[Collected data entries]

........

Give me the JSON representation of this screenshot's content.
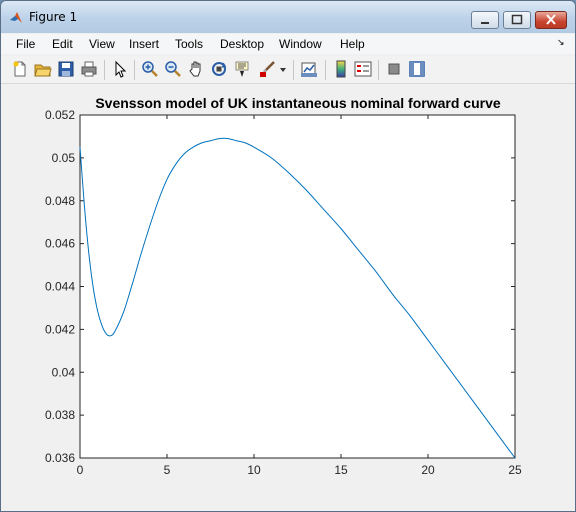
{
  "window": {
    "title": "Figure 1"
  },
  "menu": {
    "items": [
      "File",
      "Edit",
      "View",
      "Insert",
      "Tools",
      "Desktop",
      "Window",
      "Help"
    ]
  },
  "toolbar": {
    "icons": [
      "new-figure-icon",
      "open-file-icon",
      "save-icon",
      "print-icon",
      "edit-plot-arrow-icon",
      "zoom-in-icon",
      "zoom-out-icon",
      "pan-hand-icon",
      "rotate-3d-icon",
      "data-cursor-icon",
      "brush-icon",
      "brush-dropdown-icon",
      "link-plot-icon",
      "colorbar-icon",
      "legend-icon",
      "hide-plot-tools-icon",
      "show-plot-tools-icon"
    ]
  },
  "colors": {
    "line": "#0072bd",
    "axes_bg": "#ffffff",
    "figure_bg": "#f0f0f0"
  },
  "chart_data": {
    "type": "line",
    "title": "Svensson model of UK instantaneous nominal forward curve",
    "xlabel": "",
    "ylabel": "",
    "xlim": [
      0,
      25
    ],
    "ylim": [
      0.036,
      0.052
    ],
    "xticks": [
      0,
      5,
      10,
      15,
      20,
      25
    ],
    "xtick_labels": [
      "0",
      "5",
      "10",
      "15",
      "20",
      "25"
    ],
    "yticks": [
      0.036,
      0.038,
      0.04,
      0.042,
      0.044,
      0.046,
      0.048,
      0.05,
      0.052
    ],
    "ytick_labels": [
      "0.036",
      "0.038",
      "0.04",
      "0.042",
      "0.044",
      "0.046",
      "0.048",
      "0.05",
      "0.052"
    ],
    "grid": false,
    "series": [
      {
        "x": [
          0,
          0.25,
          0.5,
          0.75,
          1.0,
          1.25,
          1.5,
          1.75,
          2.0,
          2.5,
          3.0,
          3.5,
          4.0,
          4.5,
          5.0,
          5.5,
          6.0,
          6.5,
          7.0,
          7.5,
          8.0,
          8.5,
          9.0,
          9.5,
          10.0,
          11.0,
          12.0,
          13.0,
          14.0,
          15.0,
          16.0,
          17.0,
          18.0,
          19.0,
          20.0,
          21.0,
          22.0,
          23.0,
          24.0,
          25.0
        ],
        "y": [
          0.0505,
          0.0478,
          0.0456,
          0.044,
          0.0429,
          0.0422,
          0.0418,
          0.0417,
          0.0419,
          0.0428,
          0.0441,
          0.0455,
          0.0468,
          0.048,
          0.049,
          0.0497,
          0.0502,
          0.0505,
          0.0507,
          0.0508,
          0.0509,
          0.0509,
          0.0508,
          0.0507,
          0.0505,
          0.05,
          0.0493,
          0.0485,
          0.0476,
          0.0467,
          0.0457,
          0.0447,
          0.0436,
          0.0426,
          0.0415,
          0.0404,
          0.0393,
          0.0382,
          0.0371,
          0.036
        ]
      }
    ]
  }
}
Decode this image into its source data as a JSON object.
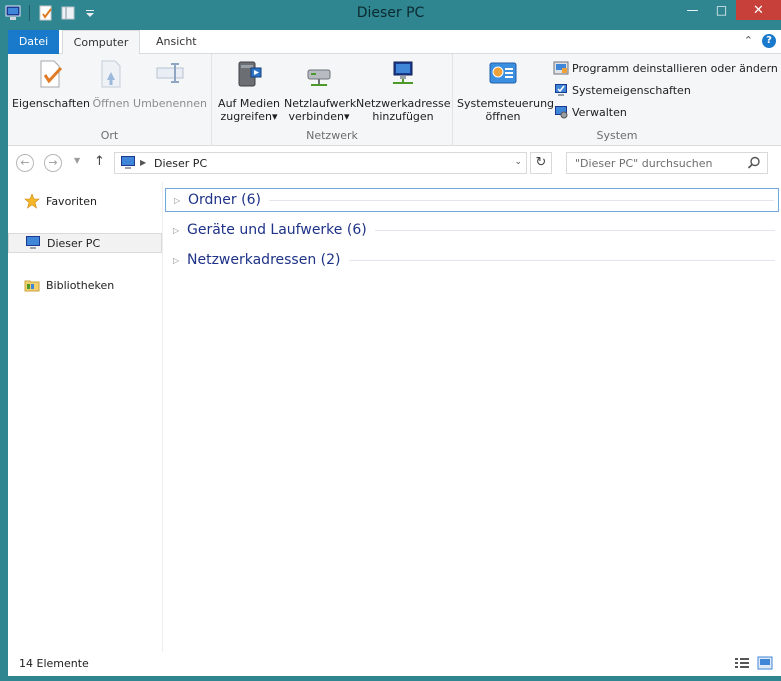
{
  "window": {
    "title": "Dieser PC"
  },
  "ribbon_tabs": {
    "file": "Datei",
    "computer": "Computer",
    "view": "Ansicht"
  },
  "ribbon": {
    "groups": {
      "location": "Ort",
      "network": "Netzwerk",
      "system": "System"
    },
    "properties": "Eigenschaften",
    "open": "Öffnen",
    "rename": "Umbenennen",
    "access_media_l1": "Auf Medien",
    "access_media_l2": "zugreifen",
    "map_drive_l1": "Netzlaufwerk",
    "map_drive_l2": "verbinden",
    "add_network_l1": "Netzwerkadresse",
    "add_network_l2": "hinzufügen",
    "control_panel_l1": "Systemsteuerung",
    "control_panel_l2": "öffnen",
    "uninstall": "Programm deinstallieren oder ändern",
    "system_props": "Systemeigenschaften",
    "manage": "Verwalten"
  },
  "address": {
    "path": "Dieser PC",
    "search_placeholder": "\"Dieser PC\" durchsuchen"
  },
  "navpane": {
    "favorites": "Favoriten",
    "this_pc": "Dieser PC",
    "libraries": "Bibliotheken"
  },
  "groups": [
    {
      "label": "Ordner (6)"
    },
    {
      "label": "Geräte und Laufwerke (6)"
    },
    {
      "label": "Netzwerkadressen (2)"
    }
  ],
  "status": {
    "items": "14 Elemente"
  },
  "colors": {
    "frame": "#2f8590",
    "file_tab": "#1979ca",
    "group_header": "#1e3287",
    "close_button": "#c7413a"
  }
}
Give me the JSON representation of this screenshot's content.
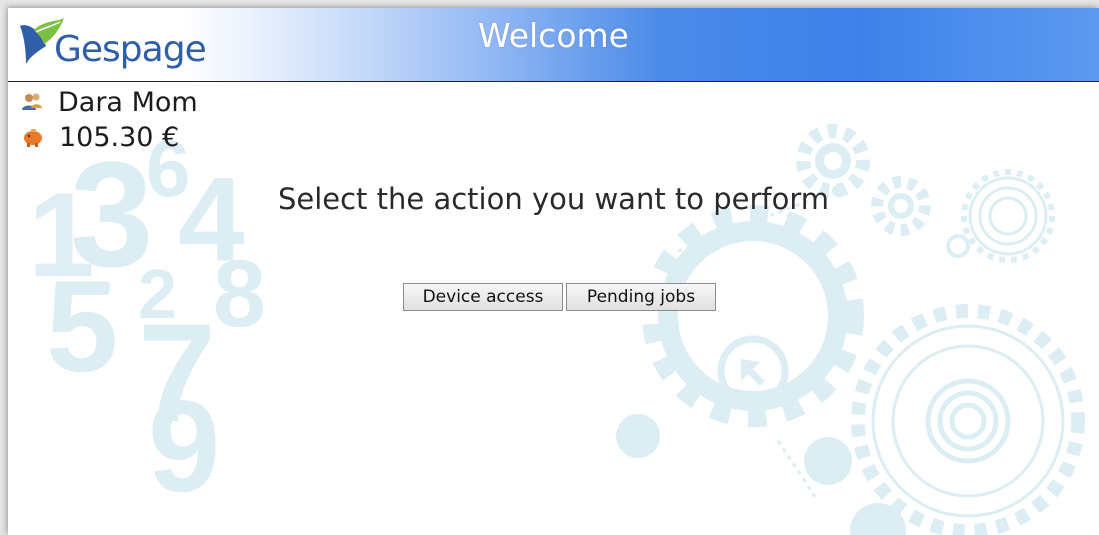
{
  "brand": {
    "logo_text": "Gespage",
    "logo_icon": "leaf-icon"
  },
  "header": {
    "title": "Welcome"
  },
  "user": {
    "name": "Dara Mom",
    "icon": "user-icon"
  },
  "credit": {
    "balance": "105.30 €",
    "icon": "piggy-bank-icon"
  },
  "main": {
    "prompt": "Select the action you want to perform",
    "device_access_label": "Device access",
    "pending_jobs_label": "Pending jobs"
  },
  "background": {
    "numbers": [
      "1",
      "3",
      "6",
      "4",
      "2",
      "5",
      "8",
      "7",
      "9"
    ]
  },
  "colors": {
    "header_blue": "#3d82ea",
    "logo_blue": "#2f5fa9",
    "decor": "#dceff5"
  }
}
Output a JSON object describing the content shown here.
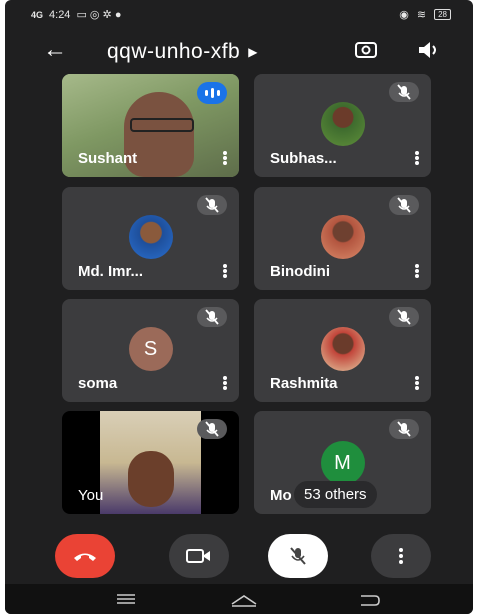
{
  "status": {
    "time": "4:24",
    "signal": "4G",
    "battery": "28"
  },
  "header": {
    "meeting_code": "qqw-unho-xfb"
  },
  "participants": [
    {
      "name": "Sushant",
      "muted": false,
      "speaking": true
    },
    {
      "name": "Subhas...",
      "muted": true
    },
    {
      "name": "Md. Imr...",
      "muted": true
    },
    {
      "name": "Binodini",
      "muted": true
    },
    {
      "name": "soma",
      "muted": true,
      "initial": "S",
      "avatar_color": "#9b6a59"
    },
    {
      "name": "Rashmita",
      "muted": true
    },
    {
      "name": "You",
      "muted": true
    },
    {
      "name": "Mo",
      "muted": true,
      "initial": "M",
      "avatar_color": "#1f8e3d",
      "others_label": "53 others"
    }
  ],
  "colors": {
    "end_call": "#ea4335",
    "speaking_badge": "#1a73e8"
  }
}
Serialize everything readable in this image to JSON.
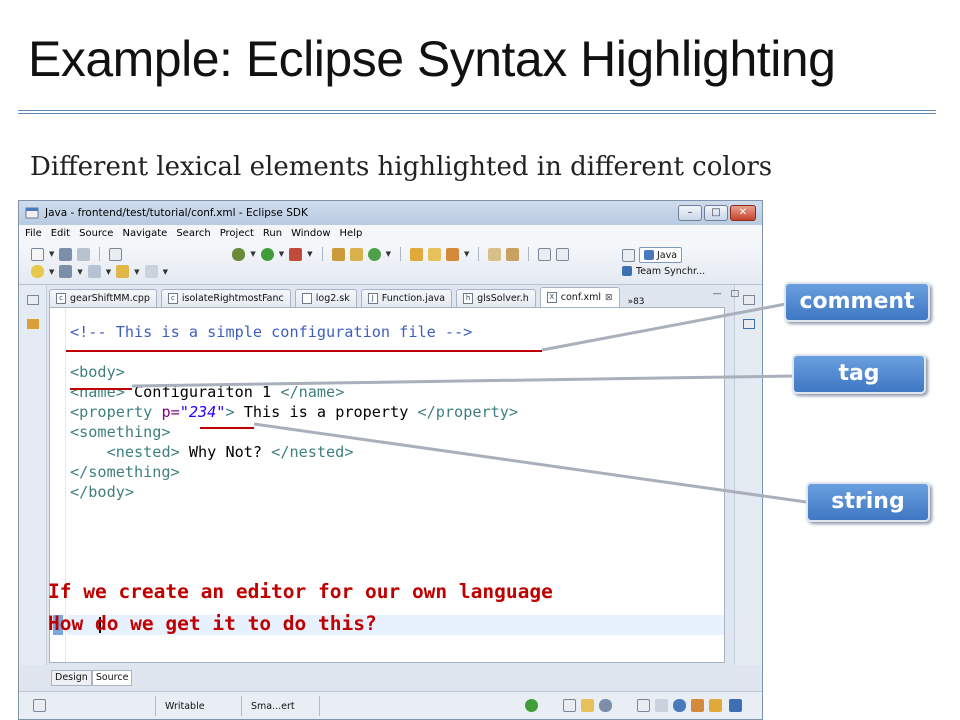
{
  "slide": {
    "title": "Example: Eclipse Syntax Highlighting",
    "subtitle": "Different lexical elements highlighted in different colors"
  },
  "window": {
    "title": "Java - frontend/test/tutorial/conf.xml - Eclipse SDK",
    "controls": {
      "minimize": "–",
      "maximize": "□",
      "close": "✕"
    }
  },
  "menu": [
    "File",
    "Edit",
    "Source",
    "Navigate",
    "Search",
    "Project",
    "Run",
    "Window",
    "Help"
  ],
  "perspectives": {
    "java": "Java",
    "team": "Team Synchr..."
  },
  "tabs": [
    {
      "label": "gearShiftMM.cpp",
      "icon": "c"
    },
    {
      "label": "isolateRightmostFanc",
      "icon": "c"
    },
    {
      "label": "log2.sk",
      "icon": ""
    },
    {
      "label": "Function.java",
      "icon": "J"
    },
    {
      "label": "glsSolver.h",
      "icon": "h"
    },
    {
      "label": "conf.xml",
      "icon": "X",
      "active": true
    }
  ],
  "tab_overflow": "»83",
  "code": {
    "line1": {
      "comment": "<!-- This is a simple configuration file -->"
    },
    "line2": {
      "tag": "<body>"
    },
    "line3": {
      "open": "<name>",
      "text": " Configuraiton 1 ",
      "close": "</name>"
    },
    "line4": {
      "open": "<property",
      "attr": " p=",
      "value": "\"234\"",
      "gt": ">",
      "text": " This is a property ",
      "close": "</property>"
    },
    "line5": {
      "tag": "<something>"
    },
    "line6": {
      "indent": "    ",
      "open": "<nested>",
      "text": " Why Not? ",
      "close": "</nested>"
    },
    "line7": {
      "tag": "</something>"
    },
    "line8": {
      "tag": "</body>"
    }
  },
  "question": {
    "line1": "If we create an editor for our own language",
    "line2": "How do we get it to do this?"
  },
  "bottom_tabs": {
    "design": "Design",
    "source": "Source"
  },
  "status": {
    "writable": "Writable",
    "mode": "Sma...ert"
  },
  "callouts": {
    "comment": "comment",
    "tag": "tag",
    "string": "string"
  },
  "colors": {
    "comment": "#3f5fbf",
    "tag": "#3f7f7f",
    "attribute": "#7f007f",
    "string": "#2a00ff",
    "question": "#c00000",
    "callout": "#4f86cf"
  }
}
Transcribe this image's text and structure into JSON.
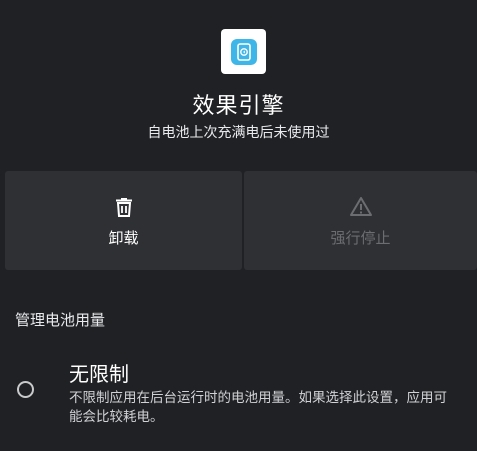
{
  "app": {
    "name": "效果引擎",
    "subtitle": "自电池上次充满电后未使用过",
    "icon": "effect-engine-app-icon",
    "accent_color": "#3fb6e8"
  },
  "actions": {
    "uninstall_label": "卸载",
    "uninstall_icon": "trash-icon",
    "force_stop_label": "强行停止",
    "force_stop_icon": "warning-icon",
    "force_stop_enabled": false
  },
  "battery": {
    "section_title": "管理电池用量",
    "options": [
      {
        "title": "无限制",
        "description": "不限制应用在后台运行时的电池用量。如果选择此设置，应用可能会比较耗电。",
        "selected": false
      }
    ]
  }
}
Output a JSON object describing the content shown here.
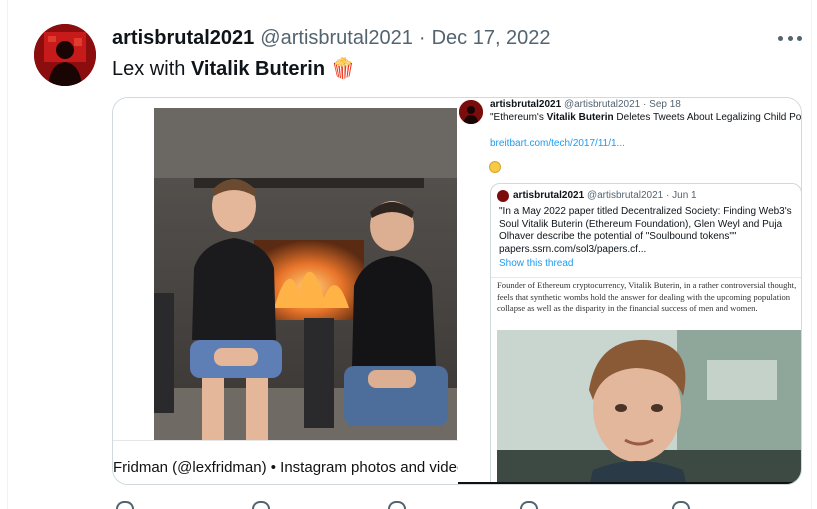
{
  "tweet": {
    "display_name": "artisbrutal2021",
    "handle": "@artisbrutal2021",
    "separator": "·",
    "date": "Dec 17, 2022",
    "text_prefix": "Lex with ",
    "text_bold": "Vitalik Buterin",
    "text_emoji": "🍿",
    "more_icon": "more-horizontal-icon"
  },
  "media_left": {
    "caption": "Fridman (@lexfridman) • Instagram photos and videos"
  },
  "media_right": {
    "author_name": "artisbrutal2021",
    "author_handle": "@artisbrutal2021",
    "separator": "·",
    "date": "Sep 18",
    "text_prefix": "\"Ethereum's ",
    "text_bold": "Vitalik Buterin",
    "text_suffix": " Deletes Tweets About Legalizing Child Porn\"",
    "link": "breitbart.com/tech/2017/11/1...",
    "emoji_icon": "thinking-face-icon",
    "quote": {
      "author_name": "artisbrutal2021",
      "author_handle": "@artisbrutal2021",
      "separator": "·",
      "date": "Jun 1",
      "text": "\"In a May 2022 paper titled Decentralized Society: Finding Web3's Soul Vitalik Buterin (Ethereum Foundation), Glen Weyl and Puja Olhaver describe the potential of \"Soulbound tokens\"\" papers.ssrn.com/sol3/papers.cf...",
      "show_thread": "Show this thread",
      "article_text": "Founder of Ethereum cryptocurrency, Vitalik Buterin, in a rather controversial thought, feels that synthetic wombs hold the answer for dealing with the upcoming population collapse as well as the disparity in the financial success of men and women."
    }
  },
  "colors": {
    "text": "#0f1419",
    "secondary": "#536471",
    "link": "#1d9bf0",
    "border": "#cfd9de"
  }
}
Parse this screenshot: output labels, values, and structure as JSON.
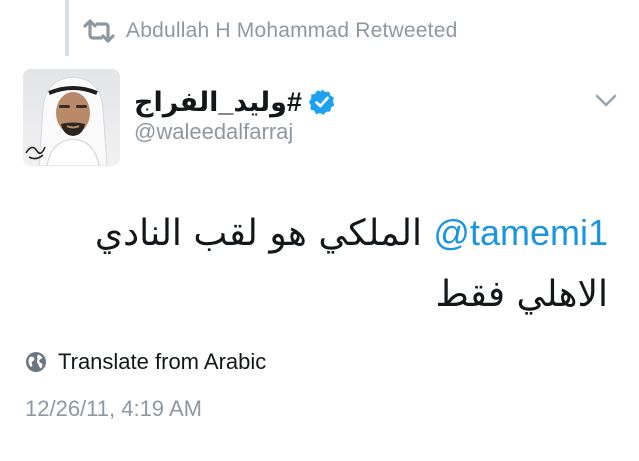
{
  "retweet": {
    "icon": "retweet-icon",
    "text": "Abdullah H Mohammad Retweeted"
  },
  "author": {
    "display_name": "#وليد_الفراج",
    "handle": "@waleedalfarraj",
    "verified": true,
    "avatar": "avatar-image"
  },
  "tweet": {
    "mention": "@tamemi1",
    "text": "الملكي هو لقب النادي الاهلي فقط"
  },
  "actions": {
    "more_icon": "chevron-down-icon"
  },
  "translate": {
    "icon": "globe-icon",
    "label": "Translate from Arabic"
  },
  "timestamp": "12/26/11, 4:19 AM",
  "colors": {
    "link": "#1b95e0",
    "muted": "#8f98a0",
    "text": "#14171a",
    "verified": "#1da1f2"
  }
}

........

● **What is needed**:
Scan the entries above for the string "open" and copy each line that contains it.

● **Response to the task**:
      "open-file-icon",
    "open": "Öffnen",
      "open": "<name>",
      "open": "<property",
      "open": "<nested>",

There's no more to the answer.